Sears, Roebuck & Co. has hired marketing consultant Jack Trout to help it figure out what to do with its shopworn "Softer side," said executives familiar with the situation.
Mr. Trout is president of Trout & Partners, Greenwich, Conn.
The action comes after new Exec VP-Marketing Mark A. Cohen asked Sears' agencies--Y&R Advertising, New York, and Ogilvy & Mather, Chicago--to pitch new ideas on how to evolve the campaign, launched in late 1993.
LOOKING FOR A BIG IDEA
Sears, one of the largest U.S. advertisers with spending exceeding $1.26 billion, is said to be disappointed with the "Softer side" campaign and is looking for a bigger and more cohesive ad strategy, hopefully one with an idea to revitalize sales.
Since those pitches were held, the retailer has stalled on a new or revised approach.
"Both sides are still working on ideas," said a Sears spokeswoman. "It's a work in progress."
Sears hopes to have a decision on new advertising within 30 days, so work will be ready in time for the important back-to-school selling season.

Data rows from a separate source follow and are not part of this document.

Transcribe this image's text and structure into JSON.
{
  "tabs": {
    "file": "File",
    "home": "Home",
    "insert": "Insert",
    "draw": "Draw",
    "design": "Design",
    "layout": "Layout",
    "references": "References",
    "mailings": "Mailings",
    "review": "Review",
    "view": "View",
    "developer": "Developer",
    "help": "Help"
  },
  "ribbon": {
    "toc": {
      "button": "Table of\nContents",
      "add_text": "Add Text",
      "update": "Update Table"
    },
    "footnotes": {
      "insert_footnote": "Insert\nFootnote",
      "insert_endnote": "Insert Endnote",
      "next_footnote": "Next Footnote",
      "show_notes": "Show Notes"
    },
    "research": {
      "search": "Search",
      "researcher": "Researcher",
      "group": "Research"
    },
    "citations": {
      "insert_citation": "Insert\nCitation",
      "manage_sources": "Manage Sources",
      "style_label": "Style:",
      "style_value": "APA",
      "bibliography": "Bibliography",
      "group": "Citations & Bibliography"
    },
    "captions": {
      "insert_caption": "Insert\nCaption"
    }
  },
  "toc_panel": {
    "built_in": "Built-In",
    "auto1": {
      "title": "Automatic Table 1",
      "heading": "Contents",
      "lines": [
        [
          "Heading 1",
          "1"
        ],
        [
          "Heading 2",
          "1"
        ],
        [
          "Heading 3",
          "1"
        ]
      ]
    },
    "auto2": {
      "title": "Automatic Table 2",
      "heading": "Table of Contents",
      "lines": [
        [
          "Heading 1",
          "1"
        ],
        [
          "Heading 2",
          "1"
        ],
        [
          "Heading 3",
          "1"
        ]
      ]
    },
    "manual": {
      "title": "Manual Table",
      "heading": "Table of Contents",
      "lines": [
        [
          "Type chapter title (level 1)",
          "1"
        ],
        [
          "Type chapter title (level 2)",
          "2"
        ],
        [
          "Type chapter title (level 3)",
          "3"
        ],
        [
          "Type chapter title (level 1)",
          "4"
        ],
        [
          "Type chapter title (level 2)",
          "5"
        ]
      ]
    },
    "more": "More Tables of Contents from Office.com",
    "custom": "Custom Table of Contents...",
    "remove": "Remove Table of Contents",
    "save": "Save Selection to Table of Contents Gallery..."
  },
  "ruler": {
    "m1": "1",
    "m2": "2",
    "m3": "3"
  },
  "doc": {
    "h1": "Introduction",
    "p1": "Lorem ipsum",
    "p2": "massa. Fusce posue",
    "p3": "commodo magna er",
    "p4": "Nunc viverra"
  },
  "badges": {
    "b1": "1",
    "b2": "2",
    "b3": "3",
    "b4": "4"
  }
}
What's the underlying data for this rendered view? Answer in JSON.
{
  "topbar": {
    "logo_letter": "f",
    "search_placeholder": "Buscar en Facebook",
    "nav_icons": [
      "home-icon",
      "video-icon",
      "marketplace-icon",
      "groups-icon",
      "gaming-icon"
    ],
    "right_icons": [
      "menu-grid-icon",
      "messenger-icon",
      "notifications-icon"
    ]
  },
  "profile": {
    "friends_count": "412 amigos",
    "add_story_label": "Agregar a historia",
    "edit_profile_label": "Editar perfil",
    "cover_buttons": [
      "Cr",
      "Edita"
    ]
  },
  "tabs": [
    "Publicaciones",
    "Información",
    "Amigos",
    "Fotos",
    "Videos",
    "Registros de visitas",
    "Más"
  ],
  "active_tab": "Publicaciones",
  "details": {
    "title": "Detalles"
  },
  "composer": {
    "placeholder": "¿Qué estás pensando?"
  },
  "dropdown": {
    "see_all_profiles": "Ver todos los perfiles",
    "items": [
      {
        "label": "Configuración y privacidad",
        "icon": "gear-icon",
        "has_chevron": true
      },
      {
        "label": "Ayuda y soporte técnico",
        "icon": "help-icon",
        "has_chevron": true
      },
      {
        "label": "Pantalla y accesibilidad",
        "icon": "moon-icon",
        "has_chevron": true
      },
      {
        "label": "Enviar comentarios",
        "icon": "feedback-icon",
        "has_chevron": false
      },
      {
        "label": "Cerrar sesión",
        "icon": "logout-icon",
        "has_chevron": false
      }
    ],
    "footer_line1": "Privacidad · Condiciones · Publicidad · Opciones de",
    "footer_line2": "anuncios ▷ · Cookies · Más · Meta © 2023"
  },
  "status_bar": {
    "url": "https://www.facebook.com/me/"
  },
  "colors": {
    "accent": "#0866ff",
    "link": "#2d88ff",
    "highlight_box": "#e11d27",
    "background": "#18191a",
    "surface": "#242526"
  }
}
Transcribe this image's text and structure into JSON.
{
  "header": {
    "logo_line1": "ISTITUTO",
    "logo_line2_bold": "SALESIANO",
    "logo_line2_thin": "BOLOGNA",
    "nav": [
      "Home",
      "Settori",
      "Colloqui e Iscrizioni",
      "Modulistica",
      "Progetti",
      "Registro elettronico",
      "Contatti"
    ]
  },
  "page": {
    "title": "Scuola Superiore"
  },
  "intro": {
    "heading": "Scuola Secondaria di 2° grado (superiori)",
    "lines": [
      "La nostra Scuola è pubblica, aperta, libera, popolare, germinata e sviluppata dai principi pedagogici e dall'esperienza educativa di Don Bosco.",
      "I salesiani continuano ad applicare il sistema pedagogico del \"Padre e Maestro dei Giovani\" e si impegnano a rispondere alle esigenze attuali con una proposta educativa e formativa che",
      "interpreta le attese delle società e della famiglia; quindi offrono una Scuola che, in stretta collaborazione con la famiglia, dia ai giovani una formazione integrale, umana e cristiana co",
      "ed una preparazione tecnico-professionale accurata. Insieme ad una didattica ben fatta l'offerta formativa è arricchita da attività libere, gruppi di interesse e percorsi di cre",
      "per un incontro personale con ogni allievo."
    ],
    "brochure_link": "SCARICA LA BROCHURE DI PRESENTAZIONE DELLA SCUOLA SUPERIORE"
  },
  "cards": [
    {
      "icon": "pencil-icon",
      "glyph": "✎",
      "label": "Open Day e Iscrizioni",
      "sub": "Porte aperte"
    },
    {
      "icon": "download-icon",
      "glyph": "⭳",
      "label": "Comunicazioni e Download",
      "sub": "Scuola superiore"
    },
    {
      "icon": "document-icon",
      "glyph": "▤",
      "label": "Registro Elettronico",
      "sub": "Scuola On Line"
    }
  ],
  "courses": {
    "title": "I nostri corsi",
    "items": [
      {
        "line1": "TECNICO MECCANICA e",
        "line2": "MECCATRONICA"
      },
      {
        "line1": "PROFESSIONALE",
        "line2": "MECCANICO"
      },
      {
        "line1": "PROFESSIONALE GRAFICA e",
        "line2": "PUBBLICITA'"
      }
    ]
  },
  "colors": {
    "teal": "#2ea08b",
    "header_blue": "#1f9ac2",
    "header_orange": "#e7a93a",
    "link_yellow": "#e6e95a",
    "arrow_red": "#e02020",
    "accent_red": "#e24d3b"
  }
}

Kurt Barnard, president of Barnard's Retail Trend Report, credited the campaign with managing the company's earlier turnaround. But he said it has become less potent.
"All the sides of Sears--the softer side, the many sides, the merry side--have been illuminated ad nauseam," he said. "It's just lost its edge."
Mr. Barnard and other analysts believe the store needs to address more than advertising, however: specifically, its merchandising mix.
FASHION HAS FIZZLED
"The fashion selection at Sears has fizzled," Mr. Barnard said. Another executive put it this way: "The challenge is not fresh advertising, but what's needed to have the store pull it off."
At the same time, Sears is beginning a major e-commerce push. Last week, it awarded its Internet business to OgilvyOne Interactive, New York, after a review that included USWeb/CKS, Young & Rubicam's Brand Dialogue and several other smaller Chicago-area shops with various parts of the Sears Web business.
Spending was not disclosed, but Sears said it plans to back its aggressive Web push with TV, print and direct mail, as well as online advertising.
Copyright May 1999, Crain Communications Inc.